"""

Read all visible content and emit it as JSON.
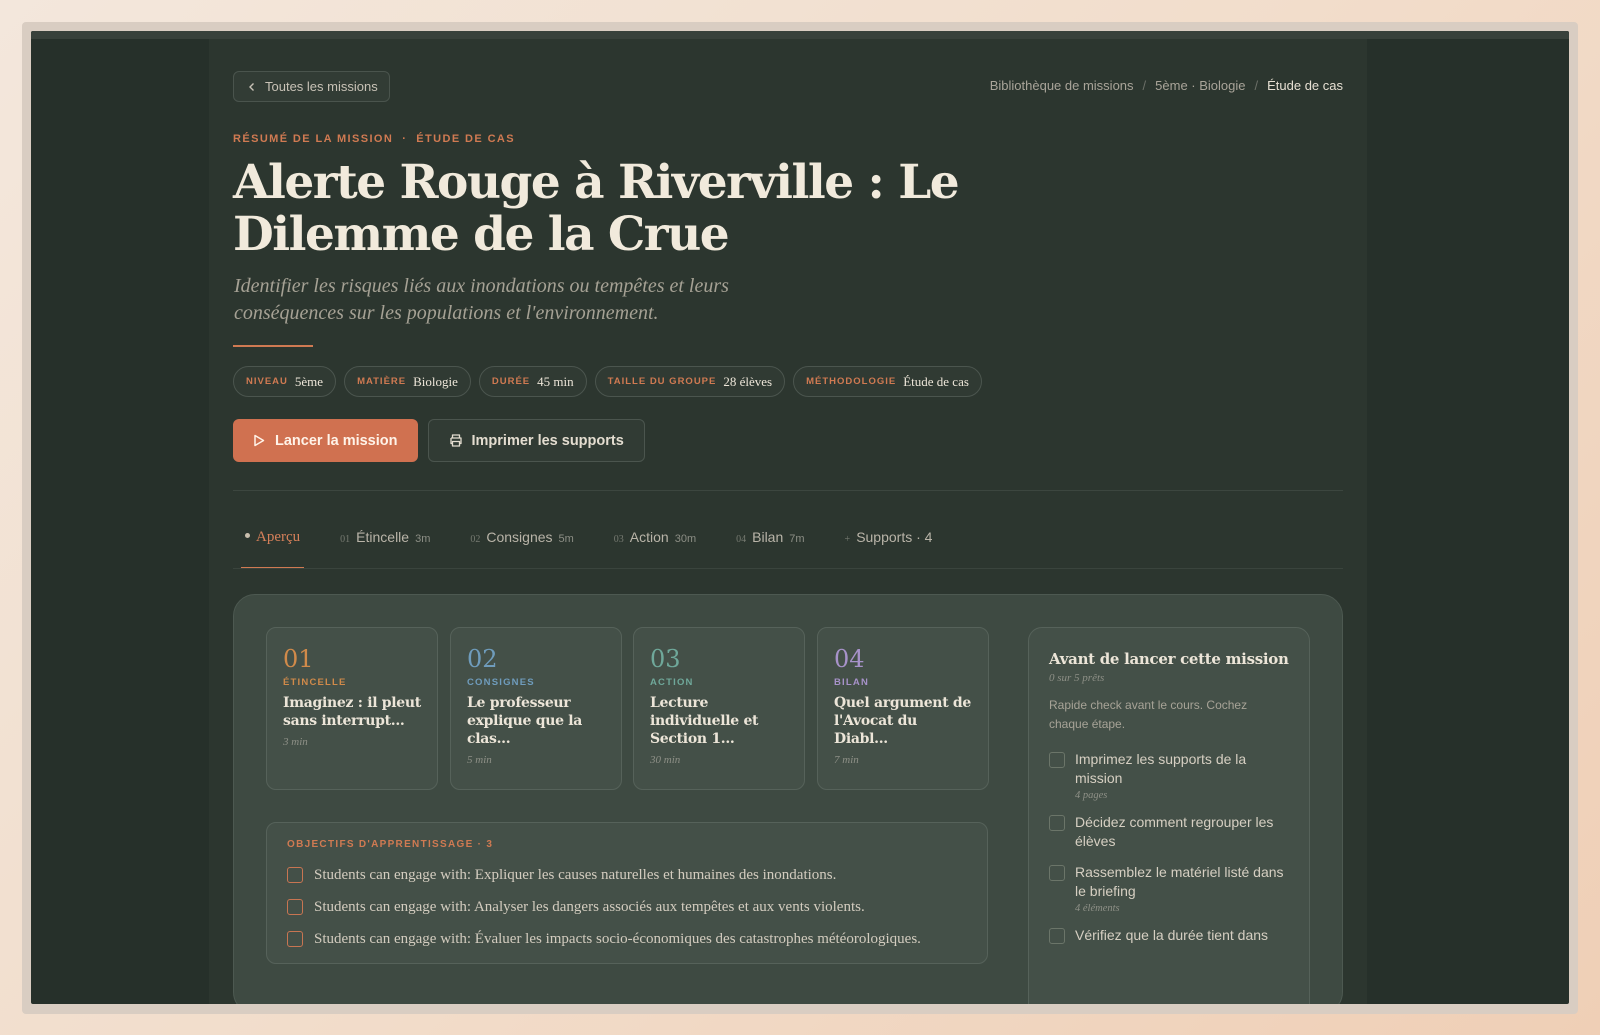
{
  "header": {
    "back_label": "Toutes les missions",
    "breadcrumb": [
      "Bibliothèque de missions",
      "5ème · Biologie",
      "Étude de cas"
    ]
  },
  "mission": {
    "eyebrow": [
      "RÉSUMÉ DE LA MISSION",
      "·",
      "ÉTUDE DE CAS"
    ],
    "title": "Alerte Rouge à Riverville : Le Dilemme de la Crue",
    "subtitle": "Identifier les risques liés aux inondations ou tempêtes et leurs conséquences sur les populations et l'environnement.",
    "meta": [
      {
        "key": "NIVEAU",
        "value": "5ème"
      },
      {
        "key": "MATIÈRE",
        "value": "Biologie"
      },
      {
        "key": "DURÉE",
        "value": "45 min"
      },
      {
        "key": "TAILLE DU GROUPE",
        "value": "28 élèves"
      },
      {
        "key": "MÉTHODOLOGIE",
        "value": "Étude de cas"
      }
    ],
    "launch_label": "Lancer la mission",
    "print_label": "Imprimer les supports"
  },
  "tabs": [
    {
      "num": "",
      "label": "Aperçu",
      "dur": ""
    },
    {
      "num": "01",
      "label": "Étincelle",
      "dur": "3m"
    },
    {
      "num": "02",
      "label": "Consignes",
      "dur": "5m"
    },
    {
      "num": "03",
      "label": "Action",
      "dur": "30m"
    },
    {
      "num": "04",
      "label": "Bilan",
      "dur": "7m"
    },
    {
      "num": "+",
      "label": "Supports · 4",
      "dur": ""
    }
  ],
  "stages": [
    {
      "num": "01",
      "label": "ÉTINCELLE",
      "text": "Imaginez : il pleut sans interrupt...",
      "time": "3 min",
      "color": "#d08a4a"
    },
    {
      "num": "02",
      "label": "CONSIGNES",
      "text": "Le professeur explique que la clas...",
      "time": "5 min",
      "color": "#6f9cbc"
    },
    {
      "num": "03",
      "label": "ACTION",
      "text": "Lecture individuelle et Section 1...",
      "time": "30 min",
      "color": "#6fa89a"
    },
    {
      "num": "04",
      "label": "BILAN",
      "text": "Quel argument de l'Avocat du Diabl...",
      "time": "7 min",
      "color": "#a792c9"
    }
  ],
  "objectives": {
    "title": "OBJECTIFS D'APPRENTISSAGE · 3",
    "items": [
      "Students can engage with: Expliquer les causes naturelles et humaines des inondations.",
      "Students can engage with: Analyser les dangers associés aux tempêtes et aux vents violents.",
      "Students can engage with: Évaluer les impacts socio-économiques des catastrophes météorologiques."
    ]
  },
  "checklist": {
    "title": "Avant de lancer cette mission",
    "progress": "0 sur 5 prêts",
    "description": "Rapide check avant le cours. Cochez chaque étape.",
    "items": [
      {
        "text": "Imprimez les supports de la mission",
        "note": "4 pages"
      },
      {
        "text": "Décidez comment regrouper les élèves",
        "note": ""
      },
      {
        "text": "Rassemblez le matériel listé dans le briefing",
        "note": "4 éléments"
      },
      {
        "text": "Vérifiez que la durée tient dans",
        "note": ""
      }
    ]
  }
}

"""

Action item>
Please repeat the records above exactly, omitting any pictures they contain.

Answer for this exercise>
Read all visible content and emit it as JSON.
{
  "header": {
    "back_label": "Toutes les missions",
    "breadcrumb": [
      "Bibliothèque de missions",
      "5ème · Biologie",
      "Étude de cas"
    ]
  },
  "mission": {
    "eyebrow": [
      "RÉSUMÉ DE LA MISSION",
      "·",
      "ÉTUDE DE CAS"
    ],
    "title": "Alerte Rouge à Riverville : Le Dilemme de la Crue",
    "subtitle": "Identifier les risques liés aux inondations ou tempêtes et leurs conséquences sur les populations et l'environnement.",
    "meta": [
      {
        "key": "NIVEAU",
        "value": "5ème"
      },
      {
        "key": "MATIÈRE",
        "value": "Biologie"
      },
      {
        "key": "DURÉE",
        "value": "45 min"
      },
      {
        "key": "TAILLE DU GROUPE",
        "value": "28 élèves"
      },
      {
        "key": "MÉTHODOLOGIE",
        "value": "Étude de cas"
      }
    ],
    "launch_label": "Lancer la mission",
    "print_label": "Imprimer les supports"
  },
  "tabs": [
    {
      "num": "",
      "label": "Aperçu",
      "dur": ""
    },
    {
      "num": "01",
      "label": "Étincelle",
      "dur": "3m"
    },
    {
      "num": "02",
      "label": "Consignes",
      "dur": "5m"
    },
    {
      "num": "03",
      "label": "Action",
      "dur": "30m"
    },
    {
      "num": "04",
      "label": "Bilan",
      "dur": "7m"
    },
    {
      "num": "+",
      "label": "Supports · 4",
      "dur": ""
    }
  ],
  "stages": [
    {
      "num": "01",
      "label": "ÉTINCELLE",
      "text": "Imaginez : il pleut sans interrupt...",
      "time": "3 min",
      "color": "#d08a4a"
    },
    {
      "num": "02",
      "label": "CONSIGNES",
      "text": "Le professeur explique que la clas...",
      "time": "5 min",
      "color": "#6f9cbc"
    },
    {
      "num": "03",
      "label": "ACTION",
      "text": "Lecture individuelle et Section 1...",
      "time": "30 min",
      "color": "#6fa89a"
    },
    {
      "num": "04",
      "label": "BILAN",
      "text": "Quel argument de l'Avocat du Diabl...",
      "time": "7 min",
      "color": "#a792c9"
    }
  ],
  "objectives": {
    "title": "OBJECTIFS D'APPRENTISSAGE · 3",
    "items": [
      "Students can engage with: Expliquer les causes naturelles et humaines des inondations.",
      "Students can engage with: Analyser les dangers associés aux tempêtes et aux vents violents.",
      "Students can engage with: Évaluer les impacts socio-économiques des catastrophes météorologiques."
    ]
  },
  "checklist": {
    "title": "Avant de lancer cette mission",
    "progress": "0 sur 5 prêts",
    "description": "Rapide check avant le cours. Cochez chaque étape.",
    "items": [
      {
        "text": "Imprimez les supports de la mission",
        "note": "4 pages"
      },
      {
        "text": "Décidez comment regrouper les élèves",
        "note": ""
      },
      {
        "text": "Rassemblez le matériel listé dans le briefing",
        "note": "4 éléments"
      },
      {
        "text": "Vérifiez que la durée tient dans",
        "note": ""
      }
    ]
  }
}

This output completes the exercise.